(MATERIAL SHOWN)

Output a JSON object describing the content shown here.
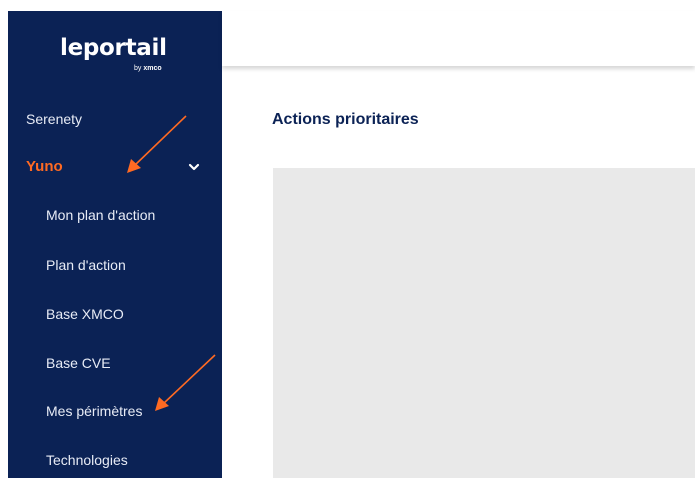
{
  "logo": {
    "word": "leportail",
    "by_prefix": "by",
    "by_brand": "xmco"
  },
  "sidebar": {
    "items": [
      {
        "label": "Serenety"
      },
      {
        "label": "Yuno",
        "expanded": true
      },
      {
        "label": "Mon plan d'action"
      },
      {
        "label": "Plan d'action"
      },
      {
        "label": "Base XMCO"
      },
      {
        "label": "Base CVE"
      },
      {
        "label": "Mes périmètres"
      },
      {
        "label": "Technologies"
      }
    ]
  },
  "main": {
    "title": "Actions prioritaires"
  },
  "colors": {
    "sidebar_bg": "#0b2255",
    "accent": "#ff6a22",
    "panel_bg": "#e9e9e9",
    "title": "#0b2255"
  },
  "annotations": {
    "arrow_color": "#ff6a22",
    "points_to": [
      "Yuno",
      "Mes périmètres"
    ]
  }
}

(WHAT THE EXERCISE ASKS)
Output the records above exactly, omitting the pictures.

(SOLUTION FOR THIS EXERCISE)
Output a JSON object describing the content shown here.
{
  "logo": {
    "word": "leportail",
    "by_prefix": "by",
    "by_brand": "xmco"
  },
  "sidebar": {
    "items": [
      {
        "label": "Serenety"
      },
      {
        "label": "Yuno",
        "expanded": true
      },
      {
        "label": "Mon plan d'action"
      },
      {
        "label": "Plan d'action"
      },
      {
        "label": "Base XMCO"
      },
      {
        "label": "Base CVE"
      },
      {
        "label": "Mes périmètres"
      },
      {
        "label": "Technologies"
      }
    ]
  },
  "main": {
    "title": "Actions prioritaires"
  },
  "colors": {
    "sidebar_bg": "#0b2255",
    "accent": "#ff6a22",
    "panel_bg": "#e9e9e9",
    "title": "#0b2255"
  },
  "annotations": {
    "arrow_color": "#ff6a22",
    "points_to": [
      "Yuno",
      "Mes périmètres"
    ]
  }
}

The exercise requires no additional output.